It’s India’s entertainment and commercial capital – a peninsula where nearly 12 million people live side-by-side in an area less than half the size of London. It’s little surprise, then, that Mumbai has inspired some truly riveting reads, from first-hand accounts of life in the slum to epic novels that explore the city’s underworld. These, we reckon, are five of the best.
It’s the 936-page story of an escaped Australian convict who builds a new life in the Bombay underworld – and much of Shantaram’s chronology, unlike its characters, is apparently based on real-life events. Why Gregory David Roberts wrote a novel instead of an autobiography is a question that many have pondered, especially if this could have prevented sentences like “Our tongues writhed, and slithered in their caves of pleasure” from being written. But get past the cringe-worthy metaphors, and the slightly annoying aphorisms, and it’s undeniably fun being taken in by Shantaram’s truly rip-roaring adventures. Just don’t be tempted to buy the sequel.
4. Maximum City: Bombay Lost and Found
If ever a non-fiction book captured the essence of modern-day Bombay, it’s Maximum City. Suketa Mehta, who left the city aged 14, returned for two-and-a-half years to research its narrative – and during that time he met the super-rich, the super-poor and just about everyone in between, including feared mafia dons, once-violent Hindu nationalists and, less scarily, determined teenaged poets. As the book progresses Mehta tries to work out whether he could return “home” and, after almost 500 pages, he decides that he probably could. The trick, apparently, is to discover one’s own Bombay before inhabiting it, which is as good an excuse as any to pay it another visit.

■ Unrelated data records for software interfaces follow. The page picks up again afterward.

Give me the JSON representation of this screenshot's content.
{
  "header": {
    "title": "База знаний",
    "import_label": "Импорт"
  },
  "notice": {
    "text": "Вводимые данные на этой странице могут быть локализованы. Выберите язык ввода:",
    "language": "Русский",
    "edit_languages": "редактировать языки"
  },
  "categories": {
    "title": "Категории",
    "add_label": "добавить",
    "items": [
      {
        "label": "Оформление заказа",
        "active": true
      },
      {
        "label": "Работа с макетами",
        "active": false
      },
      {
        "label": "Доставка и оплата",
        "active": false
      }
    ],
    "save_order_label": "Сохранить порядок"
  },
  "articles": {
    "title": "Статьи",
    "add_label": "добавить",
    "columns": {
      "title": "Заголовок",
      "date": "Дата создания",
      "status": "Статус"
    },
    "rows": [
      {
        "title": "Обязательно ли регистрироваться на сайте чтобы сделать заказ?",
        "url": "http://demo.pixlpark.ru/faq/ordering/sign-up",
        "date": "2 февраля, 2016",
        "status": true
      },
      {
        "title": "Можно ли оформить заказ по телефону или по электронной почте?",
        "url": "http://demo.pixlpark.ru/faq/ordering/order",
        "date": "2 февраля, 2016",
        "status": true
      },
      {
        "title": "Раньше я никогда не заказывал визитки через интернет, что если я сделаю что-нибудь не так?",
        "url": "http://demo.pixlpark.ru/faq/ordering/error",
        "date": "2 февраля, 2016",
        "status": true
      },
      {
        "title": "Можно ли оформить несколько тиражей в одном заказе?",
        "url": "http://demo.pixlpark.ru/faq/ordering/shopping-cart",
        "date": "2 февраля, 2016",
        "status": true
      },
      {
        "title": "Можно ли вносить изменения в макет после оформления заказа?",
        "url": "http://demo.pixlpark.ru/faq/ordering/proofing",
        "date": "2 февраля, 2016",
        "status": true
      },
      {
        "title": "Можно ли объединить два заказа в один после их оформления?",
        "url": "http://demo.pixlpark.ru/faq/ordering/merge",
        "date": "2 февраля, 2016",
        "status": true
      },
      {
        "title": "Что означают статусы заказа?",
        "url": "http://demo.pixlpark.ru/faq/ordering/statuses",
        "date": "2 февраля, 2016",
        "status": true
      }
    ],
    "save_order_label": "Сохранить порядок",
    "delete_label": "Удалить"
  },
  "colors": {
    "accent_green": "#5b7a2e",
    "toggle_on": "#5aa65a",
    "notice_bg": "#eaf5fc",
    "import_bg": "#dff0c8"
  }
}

It has a few parallels to Shantaram in that it explores the darker side of Bombay, and that its author escaped the clutches of heroin addiction. But Jeet Thayil’s Narcopolis, which was shortlisted for the 2012 Man Booker Prize, places opium – and specifically Rashid’s opium – at the heart of the story. Characters come and go, but most of them have one thing in common: addiction. Their tales are told against the backdrop of a city that appears to be falling apart; by the end, however, Bombay has somehow managed to reinvent itself. Its journey – and that of the narrator – is a fascinating one.
2. Midnight’s Children
“I was born in the city of Bombay,” reads the first sentence of Midnight’s Children, “once upon a time.” Salman Rushdie’s mammoth novel, which is narrated by Saleem Sinai, its main protagonist (and, according to the Times of India, Rushdie’s most-loved character ever), may be a grand tale of Indian identity, but it’s also a celebration of the city of the author’s birth. Indeed, it begins and ends there, and the other locations – namely Kashmir, Delhi, Pakistan and Bangladesh – don’t really compare. Saleem, for example, “never forgave Karachi for not being Bombay.” Midnight’s Children won the Booker of Bookers in 1993.
1. Behind the Beautiful Forevers
Pulitzer Prize-winning writer Katherine Boo spent three-and-a-half years, on an off, in Mumbai’s Annawadi slum ahead of writing this award-winning account of life in one of the city’s most challenging environments – a place where 3,000 people live within half an acre, and where selling discarded rubbish is one of the only career paths its children can take. Boo introduces the reader to three families who call Annawadi home, and whose futures are uncertain owing to the slum’s proximity to the ever-expanding Chhatrapati Shivaji International Airport. The book’s somewhat crowded, which goes with the territory, but at 250 pages it’s refreshingly brief and hugely poignant.